Engineering Excellence at Sea
For half a century we have demonstrated science and technology expertise and gained a national reputation. The Ocean Engineering Department serves as a resource to scientists at APL-UW, the University of Washington, other research organizations, and the U.S. Navy. We provide engineering know-how to support ambitious basic and applied research programs.
Mechanical, electrical, software, and field engineers design, fabricate, and deploy systems in the deep and coastal ocean environments, and under polar ice.
Instrument design and fabrication
- Scientific and naval instrumentation
- Autonomous undersea vehicles
- Moorings, underwater structures and towers
- Harsh environment packaging (polar, shipboard, and airborne systems)
- Finite element analysis
- Acoustic transducers
- Corrosion and abrasion analysis and control
- Low-power, battery operated, embedded systems
- High-speed data acquisition systems and signal processing
- Custom analog and digital board design, PCB layout
- Complex system design, electro-mechanical systems
- Custom and OEM sensor integration
- Embedded systems
- Remote/autonomous operation
- TCP/IP instrumentation
- Linux, Windows, and DOS systems
- C++, Visual Basic, Labview, Matlab, and web-based languages
To support shallow water and under-ice field experiments, the Department has five scientific divers certified by the American Academy of Underwater Sciences and by the National Oceanographic and Atmospheric Administration for nitrox mixed gas diving.
- Deployment, operation, and recovery of equipment at sea and in the Arctic
- Logistics and operations support in the Arctic, at sea, and remote locations
- Diving open water and under-ice
Russ Light, Department Head
"We work with our customers to meet their needs with state-of-the-art engineering."
Vision Takes Form
APL-UW engineering expertise is a big part of making the vision of "plugging into" the deep ocean a reality. The Regional Scale Nodes component of the National Science Foundation Ocean Observatories Initiative is a power and communications network stretching hundreds of miles offshore the Pacific Northwest. Installation of many components of the regional cabled observatory was successful during the VISIONS'13 cruise. More >>
Target and Reverberation Experiment 2013
Local Educators on Shelf Science Cruise
On Earth Day the UW-operated R/V Thompson began an expedition for research and education off the Washington coast. Local teachers aboard learned about current ocean research topics and how to bring real time ocean data to their classrooms. More >>
Basic and Applied Research Push Seaglider's Capabilities

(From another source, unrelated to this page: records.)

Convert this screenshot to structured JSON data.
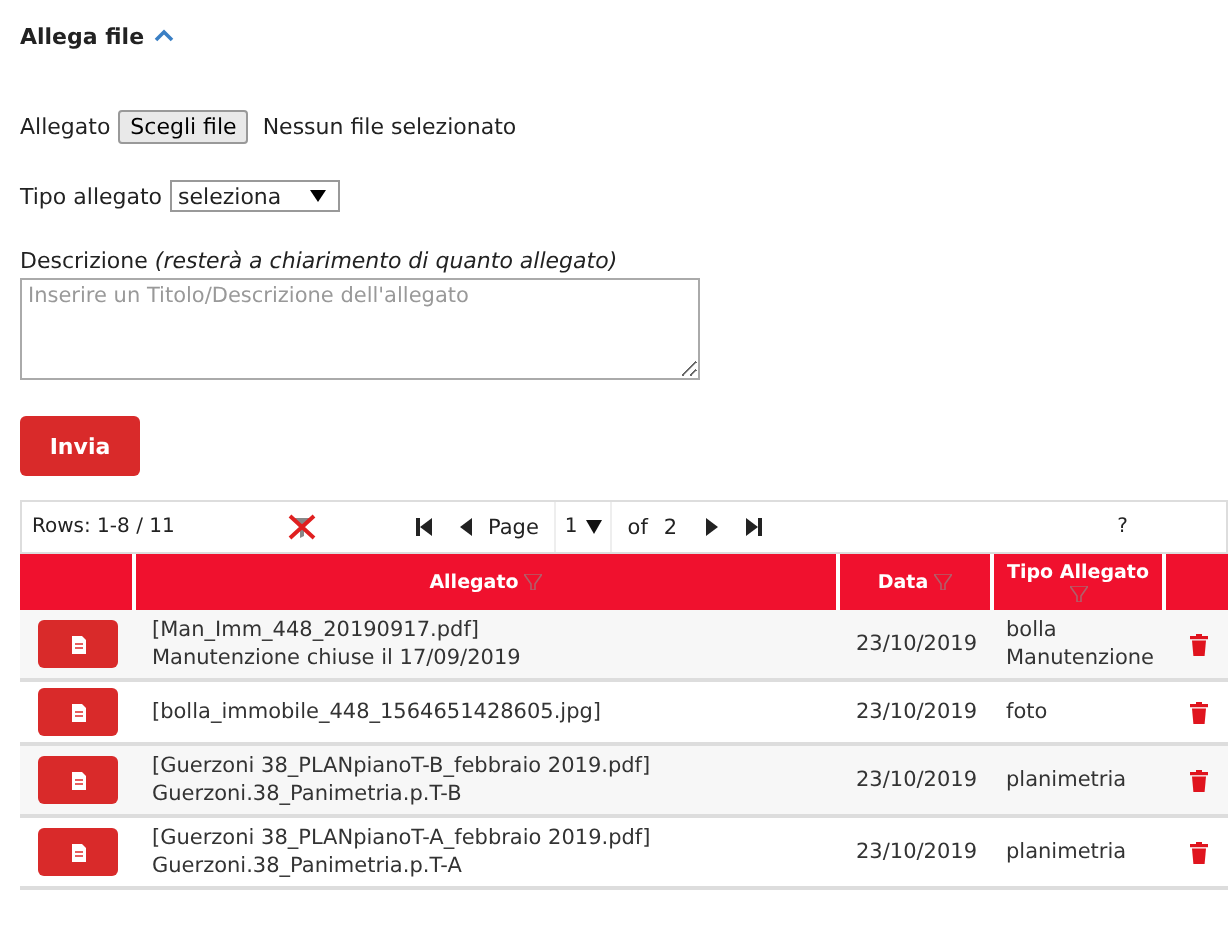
{
  "section": {
    "title": "Allega file",
    "expanded": true
  },
  "form": {
    "file_label": "Allegato",
    "file_button": "Scegli file",
    "file_status": "Nessun file selezionato",
    "type_label": "Tipo allegato",
    "type_value": "seleziona",
    "description_label": "Descrizione *(resterà a chiarimento di quanto allegato)*",
    "description_placeholder": "Inserire un Titolo/Descrizione dell'allegato",
    "submit": "Invia"
  },
  "pager": {
    "rows": "Rows: 1-8 / 11",
    "page_label": "Page",
    "page": "1",
    "of_label": "of",
    "pages": "2",
    "help": "?"
  },
  "table": {
    "columns": [
      "Allegato",
      "Data",
      "Tipo Allegato"
    ],
    "rows": [
      {
        "file": "[Man_Imm_448_20190917.pdf]",
        "description": "Manutenzione chiuse il 17/09/2019",
        "date": "23/10/2019",
        "type": "bolla Manutenzione"
      },
      {
        "file": "[bolla_immobile_448_1564651428605.jpg]",
        "date": "23/10/2019",
        "type": "foto"
      },
      {
        "file": "[Guerzoni 38_PLANpianoT-B_febbraio 2019.pdf]",
        "description": "Guerzoni.38_Panimetria.p.T-B",
        "date": "23/10/2019",
        "type": "planimetria"
      },
      {
        "file": "[Guerzoni 38_PLANpianoT-A_febbraio 2019.pdf]",
        "description": "Guerzoni.38_Panimetria.p.T-A",
        "date": "23/10/2019",
        "type": "planimetria"
      }
    ]
  }
}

Seaglider offers depth, versatility, and persistence at an operating cost far less than an ocean research vessel. People should like them because they're really cool, but they do like them because they're comparatively inexpensive. In May 2013, UW's Center for Commercialization licensed the manufacture of Seagliders to Kongsberg Underwater Technology, Inc., granting them sole rights to produce, market, and continue the development of Seaglider technology. More >>

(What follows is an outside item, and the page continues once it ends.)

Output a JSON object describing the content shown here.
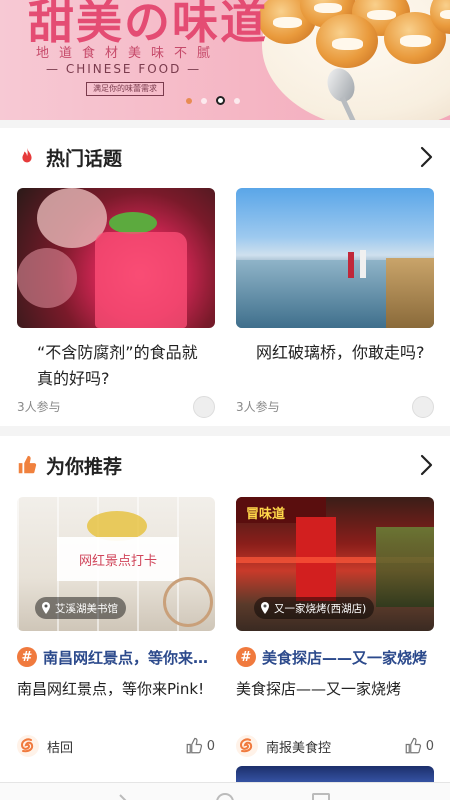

In the News
UW startup creates underwater robotics with a human touch
UW News & Information, Clare LaFond
7 Apr 2014
It should be just as easy to use a robotic arm as it is to use your own hand. That's the thinking behind University of Washington startup BluHaptics, which is taking telerobotics controlling robots from a distance to a new level: underwater.
Tethered robots tested for Internet-connected ocean observatory
UW News and Information, Hannah Hickey
13 Mar 2014
A massive digital ocean observatory will include a new generation of ocean explorers: robots that will zoom up and down through almost two miles of ocean to monitor the water conditions and marine life above. Scientists, engineers and students will be at sea from July to October 2014 to finish installation of the high-tech facility, which will be the world%u2019s largest Internet-connected ocean observatory.
Freeman, S.E., et al., including J.A. Mercer, "Estimating the horizontal and vertical direction-of-arrival of water-borne seismic signals in the northern Philippine Sea," J. Acoust. Soc. Am., 3282-3298, doi:10.1121/1.4818843, 2013.
1 Oct 2013, Link
Ryden, F., A. Stewart, and H.J. Chizeck, "Advanced telerobotic underwater manipulation using virtual fixtures and haptic rendering," Proc., Oceans, 23-27 September, San Diego, 8 pp (IEEE, 2013).
23 Sep 2013, Link
Joslin, J., E. Celkis, C. Roper, A. Stewart, and B. Polagye, "Development of an adaptable monitoring package for marine renewable energy," Proc., Oceans, 23-27 September, San Diego, 8 pp (IEEE, 2013).
23 Sep 2013, Link